* Task requirements *
Only the lines with the string "this" are needed; return each of them from the entries below.

[Data records for software interfaces]
Start of Block
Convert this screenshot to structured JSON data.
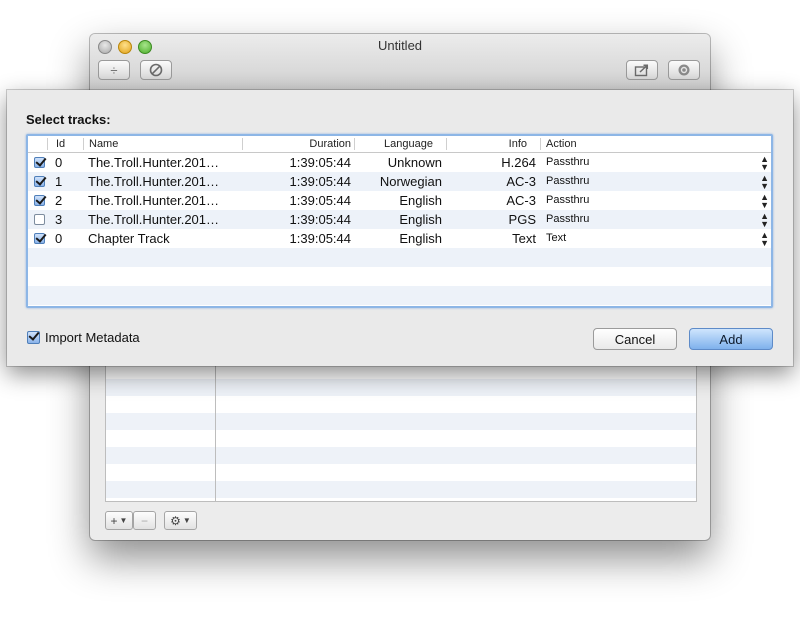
{
  "window": {
    "title": "Untitled",
    "toolbar": {
      "add_icon": "plus-minus-icon",
      "stop_icon": "stop-icon",
      "share_icon": "share-icon",
      "search_icon": "search-icon"
    }
  },
  "sheet": {
    "title": "Select tracks:",
    "columns": [
      "Id",
      "Name",
      "Duration",
      "Language",
      "Info",
      "Action"
    ],
    "rows": [
      {
        "checked": true,
        "id": "0",
        "name": "The.Troll.Hunter.201…",
        "duration": "1:39:05:44",
        "language": "Unknown",
        "info": "H.264",
        "action": "Passthru"
      },
      {
        "checked": true,
        "id": "1",
        "name": "The.Troll.Hunter.201…",
        "duration": "1:39:05:44",
        "language": "Norwegian",
        "info": "AC-3",
        "action": "Passthru"
      },
      {
        "checked": true,
        "id": "2",
        "name": "The.Troll.Hunter.201…",
        "duration": "1:39:05:44",
        "language": "English",
        "info": "AC-3",
        "action": "Passthru"
      },
      {
        "checked": false,
        "id": "3",
        "name": "The.Troll.Hunter.201…",
        "duration": "1:39:05:44",
        "language": "English",
        "info": "PGS",
        "action": "Passthru"
      },
      {
        "checked": true,
        "id": "0",
        "name": "Chapter Track",
        "duration": "1:39:05:44",
        "language": "English",
        "info": "Text",
        "action": "Text"
      }
    ],
    "import_metadata": {
      "label": "Import Metadata",
      "checked": true
    },
    "cancel_label": "Cancel",
    "add_label": "Add"
  },
  "colors": {
    "selection_border": "#8db6e6",
    "default_button": "#7fb1ec",
    "stripe": "#edf2f9"
  }
}
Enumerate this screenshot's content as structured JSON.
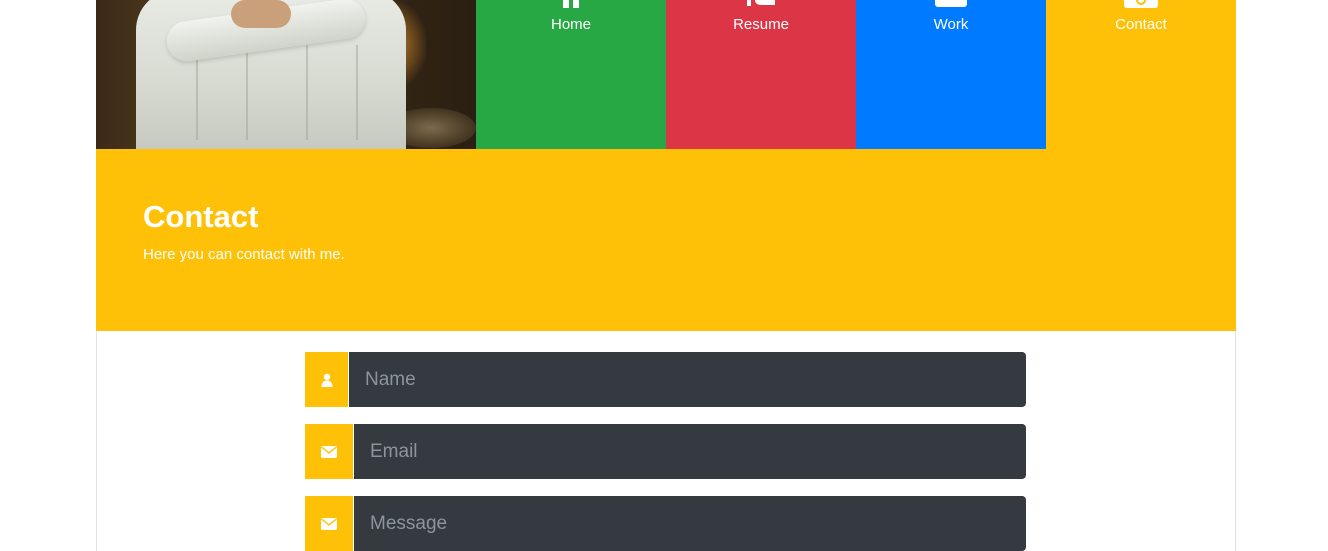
{
  "nav": {
    "items": [
      {
        "label": "Home",
        "icon": "home-icon",
        "color": "#28a745"
      },
      {
        "label": "Resume",
        "icon": "resume-icon",
        "color": "#dc3545"
      },
      {
        "label": "Work",
        "icon": "briefcase-icon",
        "color": "#007bff"
      },
      {
        "label": "Contact",
        "icon": "contact-icon",
        "color": "#ffc107"
      }
    ]
  },
  "section": {
    "title": "Contact",
    "subtitle": "Here you can contact with me."
  },
  "form": {
    "name_placeholder": "Name",
    "email_placeholder": "Email",
    "message_placeholder": "Message"
  },
  "colors": {
    "accent": "#ffc107",
    "input_bg": "#343a40"
  }
}
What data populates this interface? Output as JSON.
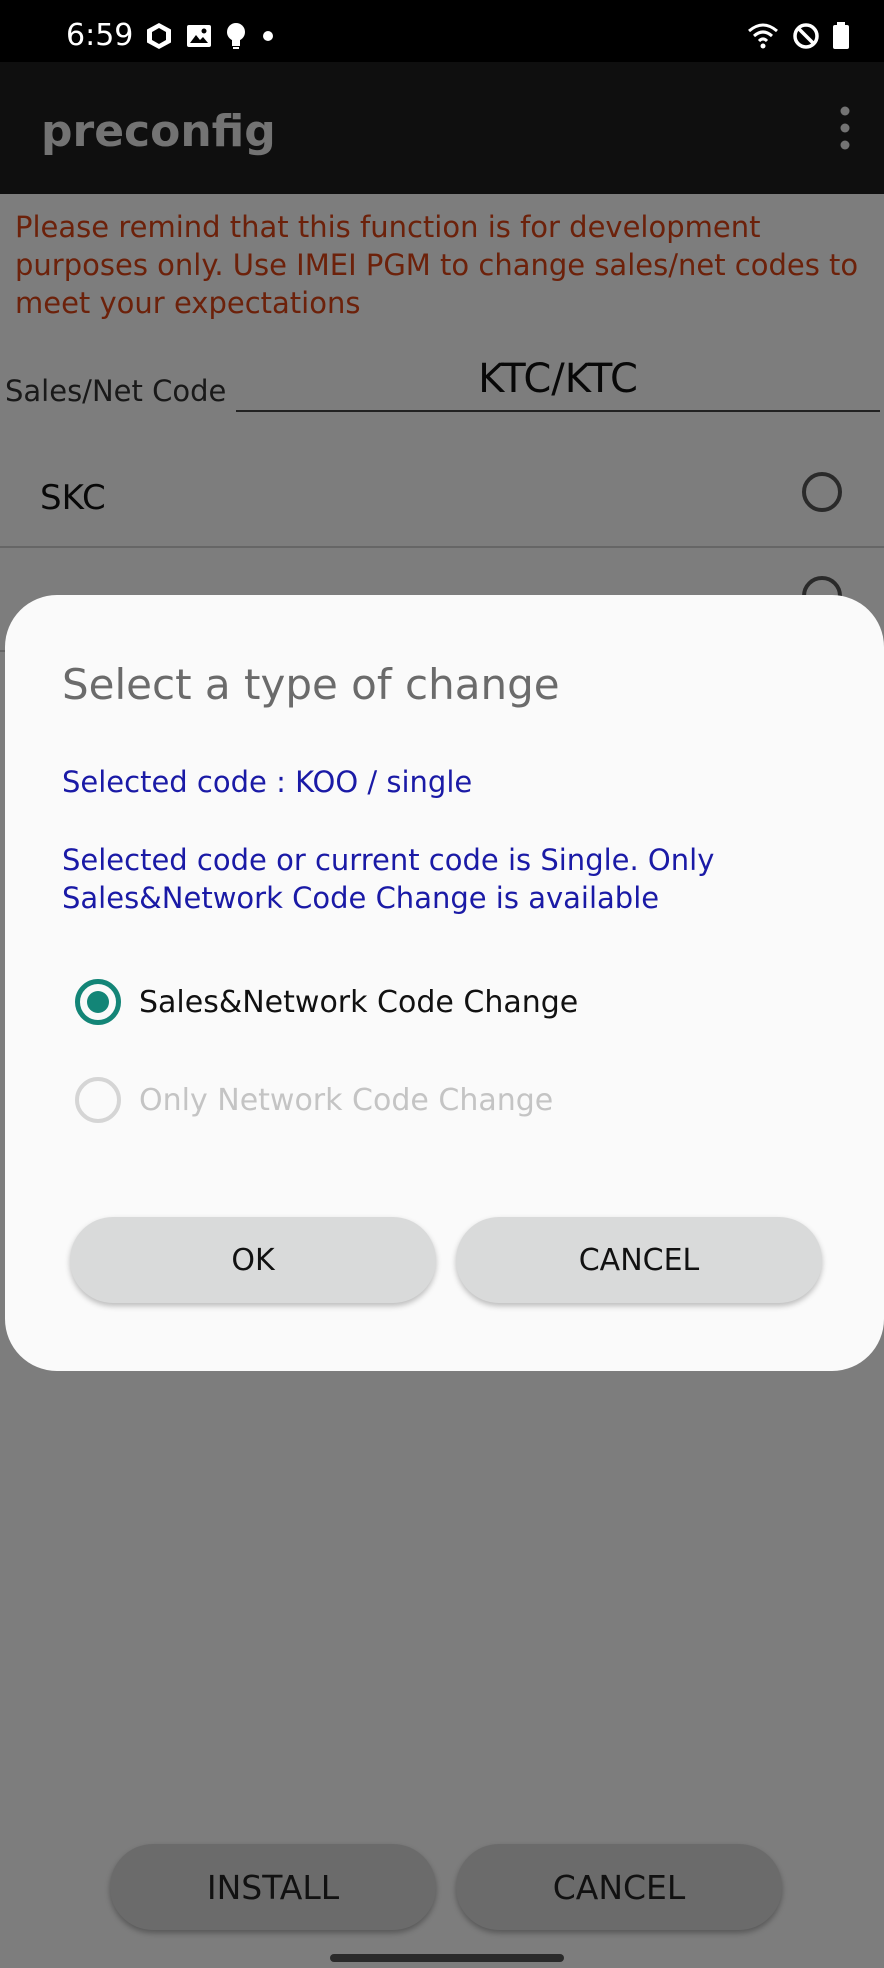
{
  "status_bar": {
    "time": "6:59",
    "left_icons": [
      "cube-icon",
      "image-icon",
      "bulb-icon",
      "dot-icon"
    ],
    "right_icons": [
      "wifi-icon",
      "do-not-disturb-icon",
      "battery-icon"
    ]
  },
  "app_bar": {
    "title": "preconfig",
    "menu_icon": "more-vert-icon"
  },
  "main": {
    "warning": "Please remind that this function is for development purposes only. Use IMEI PGM to change sales/net codes to meet your expectations",
    "code_label": "Sales/Net Code",
    "code_value": "KTC/KTC",
    "list_items": [
      {
        "label": "SKC"
      }
    ],
    "install_button": "INSTALL",
    "cancel_button": "CANCEL"
  },
  "dialog": {
    "title": "Select a type of change",
    "selected_code": "Selected code : KOO / single",
    "message": "Selected code or current code is Single. Only Sales&Network Code Change is available",
    "options": [
      {
        "label": "Sales&Network Code Change",
        "checked": true,
        "enabled": true
      },
      {
        "label": "Only Network Code Change",
        "checked": false,
        "enabled": false
      }
    ],
    "ok_button": "OK",
    "cancel_button": "CANCEL"
  },
  "colors": {
    "warning": "#d84315",
    "dialog_text": "#1a1aa6",
    "radio_accent": "#138577",
    "app_bar": "#1e1e1e"
  }
}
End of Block
* The answer *
Convert this screenshot to structured JSON data.
Enumerate this screenshot's content as structured JSON.
What data populates this interface? Output as JSON.
    "warning": "Please remind that this function is for development purposes only. Use IMEI PGM to change sales/net codes to meet your expectations",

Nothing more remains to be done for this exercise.